So we re-geared out operations (that term creates the ambiance that we actually have a clue as to what we’re doing), and, effective right now, we’re reinstating our daily columns. Joining returning writers Dennis O’Neil, John Ostrander, Martha Thomases, Michael Davis and myself are two newcomers: Marc Alan Fishman and Mindy Newell.

You know Marc from his frequent contributions to ComicMix. He’s just a kid, which is weird because his wife is pregnant with a smaller, younger kid. A life-long comics fan who knows his barbecue, Marc is part of the mighty Unshaven Comics crew. That’s at www.unshavencomicsonline.com, where he’s joined by his buddies and my pals Matt Wright and Kyle Gnepper. Together, they publish indy comics that are truly worth reading; that’s how we found Marc in the first place. Check ‘em out at their website.

Chances are pretty damn good you’ve also heard of Mindy. She’s making her return to comics here at ComicMix; she spent about five years editing at Marvel Comics and ten years writing such features as Wonder Woman, Catwoman, the Legion of Super-Heroes, American Flagg!, Daredevil, Black Widow, The Next Wave… you get the idea. She’s also an operating room nurse, which I think might come in handy around here. Somebody told me – I think it was Mindy – that I cannot live on barbecue alone. I try.

We’ll be focusing more solidly on comics than we did last time around. Not to say we’ve abandoned the heavy political/social stuff: Martha, Michael and I have been writing those type of columns every week for www.michaeldavisworld.com for a couple years now and we’ll be continuing to do so until we get arrested for sedition.

But here at ComicMix we’ll be mostly talking about comics and directly related media and phenomena. We’ll probably be talking about the comics related movies and teevee shows and, if we can find somebody wealthy enough to buy tickets, even to comics related Broadway plays. Perhaps I’ll even do an expose about just how many Wonder Woman statues a 35-year-old woman can squeeze into her basement apartment.

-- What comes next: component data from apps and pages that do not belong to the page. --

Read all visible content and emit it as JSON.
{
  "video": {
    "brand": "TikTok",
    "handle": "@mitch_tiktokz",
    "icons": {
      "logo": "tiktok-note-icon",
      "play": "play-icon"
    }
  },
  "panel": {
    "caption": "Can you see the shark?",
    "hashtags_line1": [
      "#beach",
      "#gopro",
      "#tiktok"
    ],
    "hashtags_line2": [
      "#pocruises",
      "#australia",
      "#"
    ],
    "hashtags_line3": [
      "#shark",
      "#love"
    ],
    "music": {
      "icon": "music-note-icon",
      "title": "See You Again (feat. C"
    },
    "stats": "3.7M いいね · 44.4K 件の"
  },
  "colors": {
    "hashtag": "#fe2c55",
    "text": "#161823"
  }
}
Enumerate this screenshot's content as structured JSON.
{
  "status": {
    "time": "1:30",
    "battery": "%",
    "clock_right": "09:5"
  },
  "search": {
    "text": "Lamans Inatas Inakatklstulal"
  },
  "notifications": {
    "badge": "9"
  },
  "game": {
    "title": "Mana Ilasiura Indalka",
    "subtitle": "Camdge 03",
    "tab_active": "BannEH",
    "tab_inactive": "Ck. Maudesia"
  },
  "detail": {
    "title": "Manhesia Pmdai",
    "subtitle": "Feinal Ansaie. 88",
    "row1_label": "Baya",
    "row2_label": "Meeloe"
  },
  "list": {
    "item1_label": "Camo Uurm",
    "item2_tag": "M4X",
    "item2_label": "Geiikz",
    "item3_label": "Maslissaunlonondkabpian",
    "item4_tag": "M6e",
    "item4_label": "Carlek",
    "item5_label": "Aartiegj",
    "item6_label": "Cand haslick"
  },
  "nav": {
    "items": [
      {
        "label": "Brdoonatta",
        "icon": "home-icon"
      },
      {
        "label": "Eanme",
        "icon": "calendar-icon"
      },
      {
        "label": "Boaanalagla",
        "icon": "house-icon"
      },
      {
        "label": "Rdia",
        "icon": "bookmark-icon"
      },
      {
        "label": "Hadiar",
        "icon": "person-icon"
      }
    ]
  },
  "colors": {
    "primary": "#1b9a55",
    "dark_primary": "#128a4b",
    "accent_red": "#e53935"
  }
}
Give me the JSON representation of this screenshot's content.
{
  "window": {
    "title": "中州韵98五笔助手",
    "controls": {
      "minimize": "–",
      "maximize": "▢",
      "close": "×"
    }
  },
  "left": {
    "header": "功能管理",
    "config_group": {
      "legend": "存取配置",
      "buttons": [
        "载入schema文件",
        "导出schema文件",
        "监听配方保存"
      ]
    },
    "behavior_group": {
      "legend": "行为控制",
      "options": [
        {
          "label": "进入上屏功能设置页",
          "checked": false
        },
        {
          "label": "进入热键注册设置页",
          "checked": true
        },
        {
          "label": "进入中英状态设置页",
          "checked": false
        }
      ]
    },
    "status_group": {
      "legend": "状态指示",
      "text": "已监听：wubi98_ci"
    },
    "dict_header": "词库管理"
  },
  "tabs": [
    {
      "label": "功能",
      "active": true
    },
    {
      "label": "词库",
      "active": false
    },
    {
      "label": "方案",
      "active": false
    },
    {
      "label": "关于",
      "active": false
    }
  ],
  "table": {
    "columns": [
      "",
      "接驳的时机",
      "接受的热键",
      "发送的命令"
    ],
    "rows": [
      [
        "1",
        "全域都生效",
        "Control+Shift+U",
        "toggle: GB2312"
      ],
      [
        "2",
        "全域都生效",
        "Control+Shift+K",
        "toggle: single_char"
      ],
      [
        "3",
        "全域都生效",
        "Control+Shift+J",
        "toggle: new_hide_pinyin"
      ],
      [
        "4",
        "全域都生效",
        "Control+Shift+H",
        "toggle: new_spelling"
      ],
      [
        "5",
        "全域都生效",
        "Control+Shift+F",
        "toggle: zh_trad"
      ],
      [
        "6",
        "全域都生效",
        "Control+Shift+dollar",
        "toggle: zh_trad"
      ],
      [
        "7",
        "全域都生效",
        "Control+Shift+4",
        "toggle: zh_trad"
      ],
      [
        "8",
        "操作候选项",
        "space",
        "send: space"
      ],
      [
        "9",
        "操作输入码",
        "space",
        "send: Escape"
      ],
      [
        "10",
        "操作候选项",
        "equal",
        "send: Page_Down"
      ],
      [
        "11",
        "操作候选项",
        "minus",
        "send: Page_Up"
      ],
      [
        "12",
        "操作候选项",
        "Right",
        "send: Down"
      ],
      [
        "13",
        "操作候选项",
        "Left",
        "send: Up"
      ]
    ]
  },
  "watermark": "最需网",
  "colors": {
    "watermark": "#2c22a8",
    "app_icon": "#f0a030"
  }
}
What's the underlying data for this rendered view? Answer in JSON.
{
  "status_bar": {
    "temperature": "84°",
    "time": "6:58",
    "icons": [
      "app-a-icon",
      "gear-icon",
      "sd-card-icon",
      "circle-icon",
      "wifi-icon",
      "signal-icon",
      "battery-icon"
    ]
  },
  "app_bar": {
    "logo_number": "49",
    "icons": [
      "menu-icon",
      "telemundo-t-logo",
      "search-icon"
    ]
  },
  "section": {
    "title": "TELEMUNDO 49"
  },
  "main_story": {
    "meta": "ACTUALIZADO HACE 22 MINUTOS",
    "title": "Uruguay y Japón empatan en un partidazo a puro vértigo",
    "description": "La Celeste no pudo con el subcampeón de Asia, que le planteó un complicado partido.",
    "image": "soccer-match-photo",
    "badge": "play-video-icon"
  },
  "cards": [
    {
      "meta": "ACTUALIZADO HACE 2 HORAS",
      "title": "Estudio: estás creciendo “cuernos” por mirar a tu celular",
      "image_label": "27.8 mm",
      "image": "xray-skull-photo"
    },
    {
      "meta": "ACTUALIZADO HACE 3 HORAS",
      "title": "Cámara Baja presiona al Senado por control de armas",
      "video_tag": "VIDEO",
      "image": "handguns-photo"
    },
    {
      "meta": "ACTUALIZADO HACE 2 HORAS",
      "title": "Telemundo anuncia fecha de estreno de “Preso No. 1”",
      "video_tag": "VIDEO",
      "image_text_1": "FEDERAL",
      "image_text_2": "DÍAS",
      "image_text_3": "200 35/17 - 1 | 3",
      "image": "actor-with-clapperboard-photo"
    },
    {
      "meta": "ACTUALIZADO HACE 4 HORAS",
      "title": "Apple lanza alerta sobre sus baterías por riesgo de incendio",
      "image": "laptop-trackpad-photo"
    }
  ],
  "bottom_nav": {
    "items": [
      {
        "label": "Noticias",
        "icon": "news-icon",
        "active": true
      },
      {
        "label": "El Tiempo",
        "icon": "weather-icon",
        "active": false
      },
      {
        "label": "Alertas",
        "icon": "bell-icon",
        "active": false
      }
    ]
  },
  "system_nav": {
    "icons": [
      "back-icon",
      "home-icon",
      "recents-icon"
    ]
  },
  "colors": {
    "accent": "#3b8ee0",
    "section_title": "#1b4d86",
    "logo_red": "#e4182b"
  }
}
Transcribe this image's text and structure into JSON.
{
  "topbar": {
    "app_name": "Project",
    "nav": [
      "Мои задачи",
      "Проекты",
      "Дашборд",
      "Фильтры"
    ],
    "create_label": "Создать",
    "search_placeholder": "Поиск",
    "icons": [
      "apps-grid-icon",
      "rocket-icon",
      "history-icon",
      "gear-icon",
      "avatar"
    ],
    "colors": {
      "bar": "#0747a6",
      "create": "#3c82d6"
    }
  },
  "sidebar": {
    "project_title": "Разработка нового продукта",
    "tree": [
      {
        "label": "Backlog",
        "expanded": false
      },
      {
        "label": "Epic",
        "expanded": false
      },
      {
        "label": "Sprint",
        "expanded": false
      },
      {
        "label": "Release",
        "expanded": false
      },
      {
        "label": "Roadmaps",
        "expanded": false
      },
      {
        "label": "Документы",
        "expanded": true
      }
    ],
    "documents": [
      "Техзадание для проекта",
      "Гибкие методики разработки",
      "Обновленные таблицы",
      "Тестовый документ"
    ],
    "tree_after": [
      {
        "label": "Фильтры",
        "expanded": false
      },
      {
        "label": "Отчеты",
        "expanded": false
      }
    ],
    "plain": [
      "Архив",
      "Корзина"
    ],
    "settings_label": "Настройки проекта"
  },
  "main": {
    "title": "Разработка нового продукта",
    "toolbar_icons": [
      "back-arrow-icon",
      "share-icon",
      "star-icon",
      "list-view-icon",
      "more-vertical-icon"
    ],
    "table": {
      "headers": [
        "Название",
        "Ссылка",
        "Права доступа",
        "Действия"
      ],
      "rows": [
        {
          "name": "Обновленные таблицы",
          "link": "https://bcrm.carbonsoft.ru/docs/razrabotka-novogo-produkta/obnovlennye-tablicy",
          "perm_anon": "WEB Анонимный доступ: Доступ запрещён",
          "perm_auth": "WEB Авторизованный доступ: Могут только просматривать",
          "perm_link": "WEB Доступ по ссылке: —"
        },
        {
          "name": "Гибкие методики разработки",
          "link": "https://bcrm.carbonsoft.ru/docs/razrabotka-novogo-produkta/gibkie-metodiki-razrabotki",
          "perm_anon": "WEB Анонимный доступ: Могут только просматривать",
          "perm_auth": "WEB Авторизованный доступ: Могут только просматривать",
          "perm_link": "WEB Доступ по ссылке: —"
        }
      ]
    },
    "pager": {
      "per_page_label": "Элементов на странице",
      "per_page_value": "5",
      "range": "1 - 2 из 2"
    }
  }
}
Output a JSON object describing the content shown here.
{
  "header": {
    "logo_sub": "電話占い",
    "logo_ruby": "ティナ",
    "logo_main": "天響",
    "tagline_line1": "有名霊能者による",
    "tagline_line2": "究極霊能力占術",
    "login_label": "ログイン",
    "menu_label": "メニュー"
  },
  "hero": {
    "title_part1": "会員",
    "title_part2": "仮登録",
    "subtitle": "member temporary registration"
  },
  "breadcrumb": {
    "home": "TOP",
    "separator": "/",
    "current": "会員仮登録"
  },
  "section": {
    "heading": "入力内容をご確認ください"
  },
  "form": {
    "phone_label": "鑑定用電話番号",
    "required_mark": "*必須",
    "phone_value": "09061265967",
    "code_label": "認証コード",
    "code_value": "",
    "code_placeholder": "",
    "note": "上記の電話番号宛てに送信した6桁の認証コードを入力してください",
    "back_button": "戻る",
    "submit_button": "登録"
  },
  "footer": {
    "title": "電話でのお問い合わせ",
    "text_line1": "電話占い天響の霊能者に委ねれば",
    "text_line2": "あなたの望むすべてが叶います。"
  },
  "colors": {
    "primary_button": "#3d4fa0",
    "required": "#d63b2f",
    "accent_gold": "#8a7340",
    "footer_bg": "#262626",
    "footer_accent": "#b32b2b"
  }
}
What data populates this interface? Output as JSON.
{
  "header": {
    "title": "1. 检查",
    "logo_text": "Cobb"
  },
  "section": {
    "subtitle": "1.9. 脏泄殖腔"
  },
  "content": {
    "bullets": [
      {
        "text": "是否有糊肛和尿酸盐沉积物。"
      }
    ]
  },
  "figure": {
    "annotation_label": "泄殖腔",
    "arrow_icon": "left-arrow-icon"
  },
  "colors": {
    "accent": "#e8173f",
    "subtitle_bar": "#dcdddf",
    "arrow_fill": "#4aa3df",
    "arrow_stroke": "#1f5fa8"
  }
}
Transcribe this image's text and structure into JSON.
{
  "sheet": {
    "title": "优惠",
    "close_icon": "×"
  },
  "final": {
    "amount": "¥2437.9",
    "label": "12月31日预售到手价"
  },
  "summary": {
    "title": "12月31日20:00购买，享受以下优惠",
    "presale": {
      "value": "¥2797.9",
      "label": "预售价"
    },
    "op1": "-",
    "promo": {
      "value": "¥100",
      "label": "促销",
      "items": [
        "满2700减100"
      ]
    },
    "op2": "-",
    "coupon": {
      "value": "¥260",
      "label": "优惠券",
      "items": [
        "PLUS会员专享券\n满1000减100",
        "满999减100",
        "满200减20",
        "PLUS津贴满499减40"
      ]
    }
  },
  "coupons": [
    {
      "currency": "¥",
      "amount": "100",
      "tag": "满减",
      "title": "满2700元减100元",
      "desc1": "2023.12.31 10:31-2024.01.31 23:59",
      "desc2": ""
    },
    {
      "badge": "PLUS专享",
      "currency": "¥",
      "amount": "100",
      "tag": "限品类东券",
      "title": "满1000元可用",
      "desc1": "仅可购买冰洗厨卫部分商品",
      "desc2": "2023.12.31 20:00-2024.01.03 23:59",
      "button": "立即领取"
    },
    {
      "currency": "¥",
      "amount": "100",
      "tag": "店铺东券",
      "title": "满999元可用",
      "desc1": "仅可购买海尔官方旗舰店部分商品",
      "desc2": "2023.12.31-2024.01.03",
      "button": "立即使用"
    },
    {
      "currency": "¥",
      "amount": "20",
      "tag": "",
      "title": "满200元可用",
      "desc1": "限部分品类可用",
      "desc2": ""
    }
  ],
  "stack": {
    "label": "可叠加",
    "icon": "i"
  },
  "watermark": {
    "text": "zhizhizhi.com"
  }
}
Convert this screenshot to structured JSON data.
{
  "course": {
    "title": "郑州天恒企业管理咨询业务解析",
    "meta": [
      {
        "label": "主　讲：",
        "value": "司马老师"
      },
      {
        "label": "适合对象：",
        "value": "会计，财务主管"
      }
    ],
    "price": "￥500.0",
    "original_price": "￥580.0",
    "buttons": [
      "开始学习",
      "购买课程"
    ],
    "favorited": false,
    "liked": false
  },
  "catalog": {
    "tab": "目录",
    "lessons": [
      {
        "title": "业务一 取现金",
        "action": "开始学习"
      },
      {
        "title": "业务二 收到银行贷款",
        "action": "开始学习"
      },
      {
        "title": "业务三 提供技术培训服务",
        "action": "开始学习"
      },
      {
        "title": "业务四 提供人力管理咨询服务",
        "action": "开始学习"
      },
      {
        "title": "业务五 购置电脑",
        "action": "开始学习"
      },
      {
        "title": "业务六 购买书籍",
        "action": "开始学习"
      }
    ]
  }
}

Most important, we invite you to join in on the fun. We’re in for some hectic times in the greater comics world. DC is recreating itself again, and Marvel going nuts with special events. Everybody’s got something new, and new publishers continue to pop up like rabid Whac-a-Moles. Please feel free to comment until your fingers fall off. It’s probable that the relevant columnist will play in and we can get a nice little dialog going. Think of ComicMix as sort of like Twitter with an attention span.

And bring along your sense of humor.

THURSDAY: Dennis O’Neil!